2. Provide a supportive learning opportunity for children to better understand their bodies and consequences of decisions, specifically smoking, on their health.
3. Decrease future smoking rates in the community by reaching children before they start smoking.
This program serves to educate upper elementary students about the hazards of tobacco use and highlights both the negative consequences and reasons why people choose to smoke. This program focuses on the immediate, short-term negative effects of tobacco, which has been proven to be more effective with young, concrete learners than discussing long-term smoking effects. Topics of discussion include the negative effects of: bad breath, decreased endurance, and having less money available to purchase other things. Students are also taught about the dangers of newer forms of nicotine use including e-cigarettes and hookah. Students participate in activities to see how much smoking can cost as well as a “breathing through a straw” exercise to demonstrate the physical effects of long-term smoking and emphysema.

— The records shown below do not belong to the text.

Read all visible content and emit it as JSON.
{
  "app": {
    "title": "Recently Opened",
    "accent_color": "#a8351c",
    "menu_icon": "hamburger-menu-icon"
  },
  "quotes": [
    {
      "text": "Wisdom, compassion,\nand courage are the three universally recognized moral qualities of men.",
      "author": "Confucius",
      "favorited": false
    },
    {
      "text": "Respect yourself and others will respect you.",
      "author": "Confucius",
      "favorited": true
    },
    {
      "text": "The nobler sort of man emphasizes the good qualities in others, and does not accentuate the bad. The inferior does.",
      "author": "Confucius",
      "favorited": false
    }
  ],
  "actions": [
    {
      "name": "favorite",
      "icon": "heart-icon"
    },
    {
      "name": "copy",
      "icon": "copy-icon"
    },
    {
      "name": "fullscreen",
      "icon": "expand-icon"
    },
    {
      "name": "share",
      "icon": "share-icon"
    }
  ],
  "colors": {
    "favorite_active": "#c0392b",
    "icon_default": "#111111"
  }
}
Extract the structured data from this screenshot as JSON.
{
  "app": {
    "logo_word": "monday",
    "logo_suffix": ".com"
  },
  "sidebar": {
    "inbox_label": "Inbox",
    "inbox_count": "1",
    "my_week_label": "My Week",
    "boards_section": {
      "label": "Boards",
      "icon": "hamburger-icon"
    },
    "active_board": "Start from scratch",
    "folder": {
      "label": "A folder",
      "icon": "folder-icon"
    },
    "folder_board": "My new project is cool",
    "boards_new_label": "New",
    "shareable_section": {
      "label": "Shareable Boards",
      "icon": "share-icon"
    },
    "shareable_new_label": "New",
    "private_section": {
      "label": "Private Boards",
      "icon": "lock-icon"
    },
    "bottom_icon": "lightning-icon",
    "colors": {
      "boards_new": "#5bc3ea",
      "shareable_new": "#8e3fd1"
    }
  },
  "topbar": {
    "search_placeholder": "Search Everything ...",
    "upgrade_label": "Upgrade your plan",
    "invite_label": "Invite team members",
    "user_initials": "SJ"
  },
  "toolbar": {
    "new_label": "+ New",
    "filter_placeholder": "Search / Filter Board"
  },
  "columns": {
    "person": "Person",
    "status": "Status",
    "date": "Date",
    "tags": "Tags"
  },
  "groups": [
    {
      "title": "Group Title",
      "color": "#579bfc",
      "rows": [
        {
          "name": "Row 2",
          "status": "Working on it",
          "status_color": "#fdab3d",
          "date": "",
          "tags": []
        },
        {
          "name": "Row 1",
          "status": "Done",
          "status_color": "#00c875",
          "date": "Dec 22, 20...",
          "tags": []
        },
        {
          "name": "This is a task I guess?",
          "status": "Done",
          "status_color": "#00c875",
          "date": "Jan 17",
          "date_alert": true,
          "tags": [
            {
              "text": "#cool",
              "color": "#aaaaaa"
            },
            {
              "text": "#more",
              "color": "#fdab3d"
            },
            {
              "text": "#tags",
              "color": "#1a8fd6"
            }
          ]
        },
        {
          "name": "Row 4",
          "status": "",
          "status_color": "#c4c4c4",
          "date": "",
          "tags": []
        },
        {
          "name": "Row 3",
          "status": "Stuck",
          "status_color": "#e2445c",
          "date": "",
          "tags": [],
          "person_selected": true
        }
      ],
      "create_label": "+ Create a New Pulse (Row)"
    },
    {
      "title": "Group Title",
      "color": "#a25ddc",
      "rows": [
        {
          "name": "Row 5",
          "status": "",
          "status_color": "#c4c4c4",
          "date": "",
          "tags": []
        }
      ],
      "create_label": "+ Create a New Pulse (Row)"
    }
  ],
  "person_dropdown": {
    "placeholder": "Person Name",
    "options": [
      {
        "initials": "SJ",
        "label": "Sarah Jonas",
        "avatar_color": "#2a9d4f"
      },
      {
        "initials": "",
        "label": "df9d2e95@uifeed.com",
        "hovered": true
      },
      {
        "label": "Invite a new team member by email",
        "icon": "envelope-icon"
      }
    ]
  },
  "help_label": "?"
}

FMIG Leader Roles and Program Execution
Each year our Community Outreach Chairs work with local elementary school teachers to present the AAFP-endorsed anti-tobacco program to 5th graders during the months of October-April. This year we had about 15 volunteers serve 12 schools in the greater Iowa City/Coralville area. Our chapter is heavily committed to the Tar Wars program, and it is highly valued by our FMIG members as shown by the continued dedication of many of our presenters throughout their entire medical education.
A consistent issue through the years is finding time to provide training for all the presenters and recruiting enough presenters to go to all of the schools. This year more training session opportunities were offered as well as additional one on one or small group training sessions to meet the needs of our members and to make it easier for more people to participate.